Try it: Go through the listing and pick out each line with the word "gameData" in it.

┌─ Supplied records

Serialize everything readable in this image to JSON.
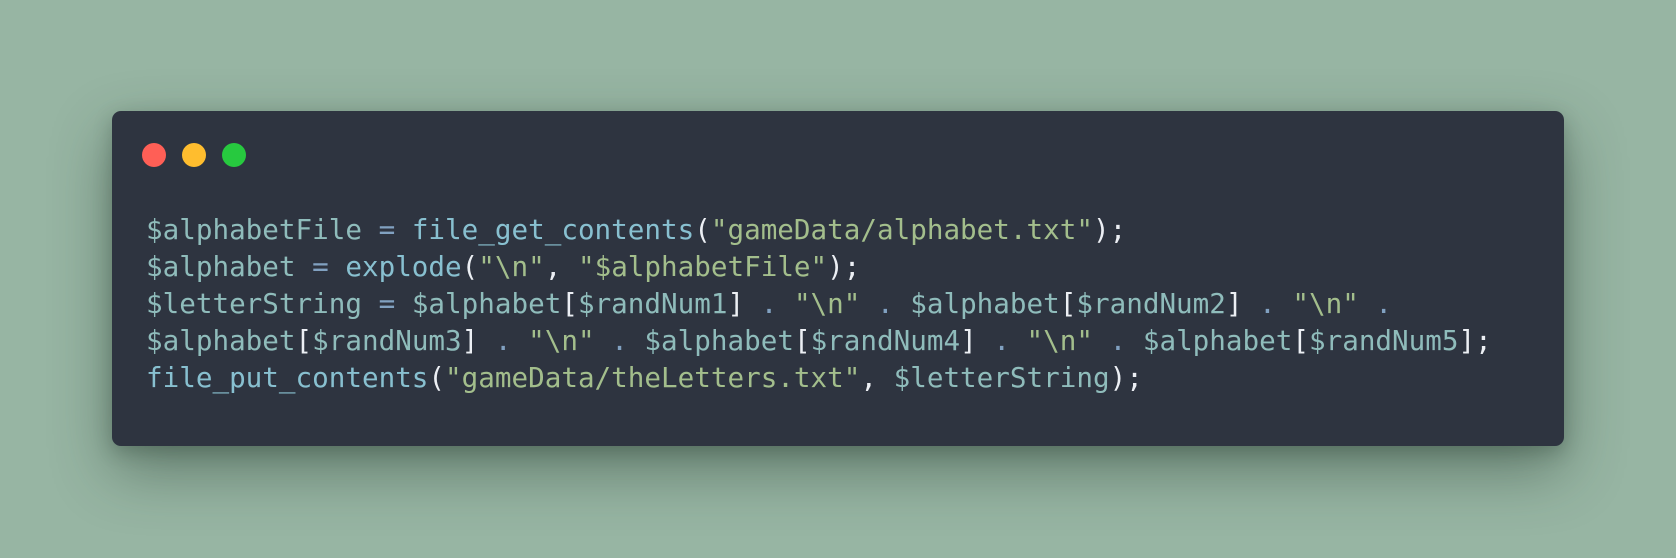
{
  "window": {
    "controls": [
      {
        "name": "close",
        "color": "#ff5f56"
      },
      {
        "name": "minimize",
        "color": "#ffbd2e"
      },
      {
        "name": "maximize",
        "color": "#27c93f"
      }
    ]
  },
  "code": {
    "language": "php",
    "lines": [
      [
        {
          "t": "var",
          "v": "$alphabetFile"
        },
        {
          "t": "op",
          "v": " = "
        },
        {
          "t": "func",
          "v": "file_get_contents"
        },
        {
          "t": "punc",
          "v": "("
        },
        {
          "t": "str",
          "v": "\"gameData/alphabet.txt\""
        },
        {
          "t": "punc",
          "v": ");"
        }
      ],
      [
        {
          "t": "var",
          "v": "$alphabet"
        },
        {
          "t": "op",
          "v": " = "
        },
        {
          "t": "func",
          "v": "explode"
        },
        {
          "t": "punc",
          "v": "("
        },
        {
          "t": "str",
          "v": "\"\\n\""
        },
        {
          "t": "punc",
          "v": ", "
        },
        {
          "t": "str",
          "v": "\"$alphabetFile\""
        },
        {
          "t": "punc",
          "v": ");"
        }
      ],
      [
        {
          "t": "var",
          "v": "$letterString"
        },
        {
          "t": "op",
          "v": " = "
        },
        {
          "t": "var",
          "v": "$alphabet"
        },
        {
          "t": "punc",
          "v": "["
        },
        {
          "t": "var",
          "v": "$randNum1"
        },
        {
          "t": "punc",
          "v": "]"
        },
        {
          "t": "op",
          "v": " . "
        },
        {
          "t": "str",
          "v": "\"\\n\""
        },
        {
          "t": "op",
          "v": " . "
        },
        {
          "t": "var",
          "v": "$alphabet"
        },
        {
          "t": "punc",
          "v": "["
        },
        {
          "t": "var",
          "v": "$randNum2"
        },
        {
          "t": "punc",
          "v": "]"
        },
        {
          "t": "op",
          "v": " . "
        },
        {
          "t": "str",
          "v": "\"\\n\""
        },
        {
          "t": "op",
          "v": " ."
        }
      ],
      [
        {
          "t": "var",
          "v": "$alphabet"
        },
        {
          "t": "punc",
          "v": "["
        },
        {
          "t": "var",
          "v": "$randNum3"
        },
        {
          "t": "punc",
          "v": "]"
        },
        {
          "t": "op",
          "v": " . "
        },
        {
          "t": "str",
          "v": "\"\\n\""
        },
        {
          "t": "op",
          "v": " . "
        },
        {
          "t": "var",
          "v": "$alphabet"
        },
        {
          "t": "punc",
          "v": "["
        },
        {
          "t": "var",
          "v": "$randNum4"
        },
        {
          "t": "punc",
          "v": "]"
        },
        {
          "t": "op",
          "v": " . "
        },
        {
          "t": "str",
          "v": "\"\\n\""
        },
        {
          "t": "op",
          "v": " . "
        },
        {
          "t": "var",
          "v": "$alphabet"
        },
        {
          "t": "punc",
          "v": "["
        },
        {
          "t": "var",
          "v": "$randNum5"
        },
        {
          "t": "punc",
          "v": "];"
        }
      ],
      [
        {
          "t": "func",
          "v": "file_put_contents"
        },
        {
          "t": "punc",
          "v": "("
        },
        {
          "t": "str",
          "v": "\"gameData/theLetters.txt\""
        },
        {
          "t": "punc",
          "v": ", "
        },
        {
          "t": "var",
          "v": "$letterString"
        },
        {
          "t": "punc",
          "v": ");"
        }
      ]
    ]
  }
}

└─

Result for this exercise:
          "v": "\"gameData/alphabet.txt\""
          "v": "\"gameData/theLetters.txt\""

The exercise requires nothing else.